(Stored records)
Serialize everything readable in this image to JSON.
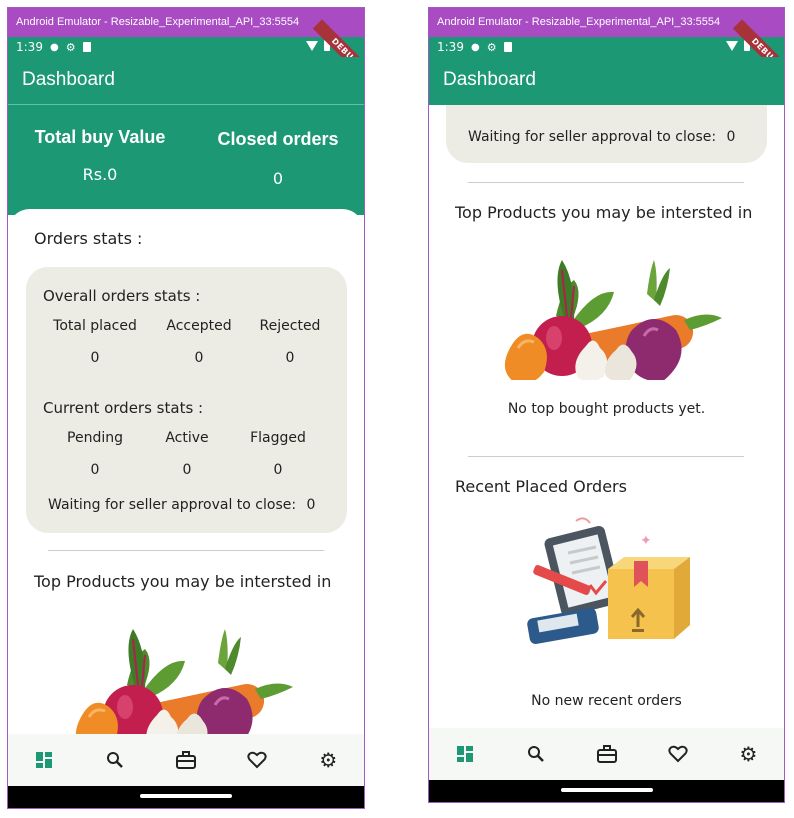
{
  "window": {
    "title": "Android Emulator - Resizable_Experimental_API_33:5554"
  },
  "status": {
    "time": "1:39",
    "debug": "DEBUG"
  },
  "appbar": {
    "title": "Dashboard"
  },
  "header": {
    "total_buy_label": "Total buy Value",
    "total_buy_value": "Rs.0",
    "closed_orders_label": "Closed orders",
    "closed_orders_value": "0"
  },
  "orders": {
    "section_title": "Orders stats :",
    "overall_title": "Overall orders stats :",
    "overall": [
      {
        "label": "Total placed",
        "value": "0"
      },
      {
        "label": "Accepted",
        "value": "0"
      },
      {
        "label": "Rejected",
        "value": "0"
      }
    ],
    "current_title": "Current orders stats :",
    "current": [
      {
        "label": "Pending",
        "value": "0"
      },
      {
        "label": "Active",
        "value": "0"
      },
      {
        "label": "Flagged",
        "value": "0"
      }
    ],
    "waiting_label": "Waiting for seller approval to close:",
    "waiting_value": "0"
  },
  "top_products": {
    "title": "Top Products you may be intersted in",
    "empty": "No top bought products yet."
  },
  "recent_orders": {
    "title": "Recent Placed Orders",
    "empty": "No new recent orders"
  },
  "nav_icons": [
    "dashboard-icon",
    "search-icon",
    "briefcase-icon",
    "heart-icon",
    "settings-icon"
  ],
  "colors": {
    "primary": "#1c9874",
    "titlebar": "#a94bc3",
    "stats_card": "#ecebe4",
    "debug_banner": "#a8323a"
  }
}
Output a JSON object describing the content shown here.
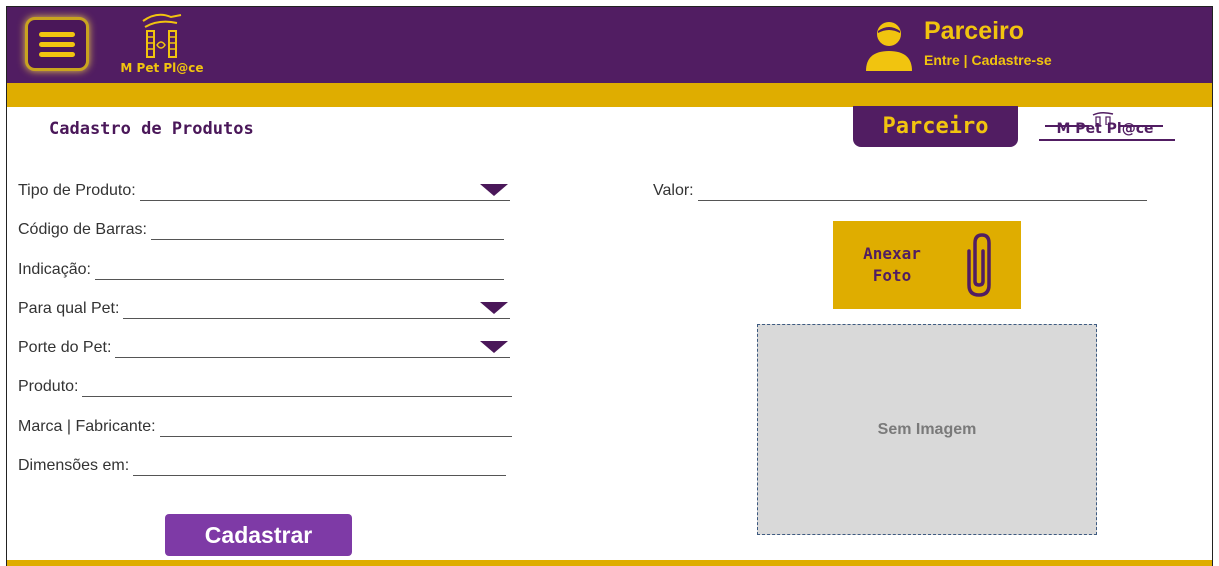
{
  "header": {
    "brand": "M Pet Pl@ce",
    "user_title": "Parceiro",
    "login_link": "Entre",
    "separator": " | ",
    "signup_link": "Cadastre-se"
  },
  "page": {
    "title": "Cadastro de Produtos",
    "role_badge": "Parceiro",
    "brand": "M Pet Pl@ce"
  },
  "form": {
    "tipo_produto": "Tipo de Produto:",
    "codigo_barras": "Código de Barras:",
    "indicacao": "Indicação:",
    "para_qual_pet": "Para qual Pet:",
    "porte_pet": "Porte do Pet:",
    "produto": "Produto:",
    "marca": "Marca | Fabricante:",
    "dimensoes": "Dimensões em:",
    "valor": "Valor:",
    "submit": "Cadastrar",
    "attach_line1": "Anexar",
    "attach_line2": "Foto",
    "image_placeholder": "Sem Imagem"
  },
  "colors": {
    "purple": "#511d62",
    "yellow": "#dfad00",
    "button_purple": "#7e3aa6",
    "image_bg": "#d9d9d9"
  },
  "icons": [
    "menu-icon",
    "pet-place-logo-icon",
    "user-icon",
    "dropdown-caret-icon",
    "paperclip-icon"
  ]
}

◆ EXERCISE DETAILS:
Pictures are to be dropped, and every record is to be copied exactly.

◆ WRITTEN RESPONSE:
Serialize everything readable in this image to JSON.
{
  "window": {
    "title": "Android Emulator - Resizable_Experimental_API_33:5554"
  },
  "status": {
    "time": "1:39",
    "debug": "DEBUG"
  },
  "appbar": {
    "title": "Dashboard"
  },
  "header": {
    "total_buy_label": "Total buy Value",
    "total_buy_value": "Rs.0",
    "closed_orders_label": "Closed orders",
    "closed_orders_value": "0"
  },
  "orders": {
    "section_title": "Orders stats :",
    "overall_title": "Overall orders stats :",
    "overall": [
      {
        "label": "Total placed",
        "value": "0"
      },
      {
        "label": "Accepted",
        "value": "0"
      },
      {
        "label": "Rejected",
        "value": "0"
      }
    ],
    "current_title": "Current orders stats :",
    "current": [
      {
        "label": "Pending",
        "value": "0"
      },
      {
        "label": "Active",
        "value": "0"
      },
      {
        "label": "Flagged",
        "value": "0"
      }
    ],
    "waiting_label": "Waiting for seller approval to close:",
    "waiting_value": "0"
  },
  "top_products": {
    "title": "Top Products you may be intersted in",
    "empty": "No top bought products yet."
  },
  "recent_orders": {
    "title": "Recent Placed Orders",
    "empty": "No new recent orders"
  },
  "nav_icons": [
    "dashboard-icon",
    "search-icon",
    "briefcase-icon",
    "heart-icon",
    "settings-icon"
  ],
  "colors": {
    "primary": "#1c9874",
    "titlebar": "#a94bc3",
    "stats_card": "#ecebe4",
    "debug_banner": "#a8323a"
  }
}
Output a JSON object describing the content shown here.
{
  "header": {
    "brand": "M Pet Pl@ce",
    "user_title": "Parceiro",
    "login_link": "Entre",
    "separator": " | ",
    "signup_link": "Cadastre-se"
  },
  "page": {
    "title": "Cadastro de Produtos",
    "role_badge": "Parceiro",
    "brand": "M Pet Pl@ce"
  },
  "form": {
    "tipo_produto": "Tipo de Produto:",
    "codigo_barras": "Código de Barras:",
    "indicacao": "Indicação:",
    "para_qual_pet": "Para qual Pet:",
    "porte_pet": "Porte do Pet:",
    "produto": "Produto:",
    "marca": "Marca | Fabricante:",
    "dimensoes": "Dimensões em:",
    "valor": "Valor:",
    "submit": "Cadastrar",
    "attach_line1": "Anexar",
    "attach_line2": "Foto",
    "image_placeholder": "Sem Imagem"
  },
  "colors": {
    "purple": "#511d62",
    "yellow": "#dfad00",
    "button_purple": "#7e3aa6",
    "image_bg": "#d9d9d9"
  },
  "icons": [
    "menu-icon",
    "pet-place-logo-icon",
    "user-icon",
    "dropdown-caret-icon",
    "paperclip-icon"
  ]
}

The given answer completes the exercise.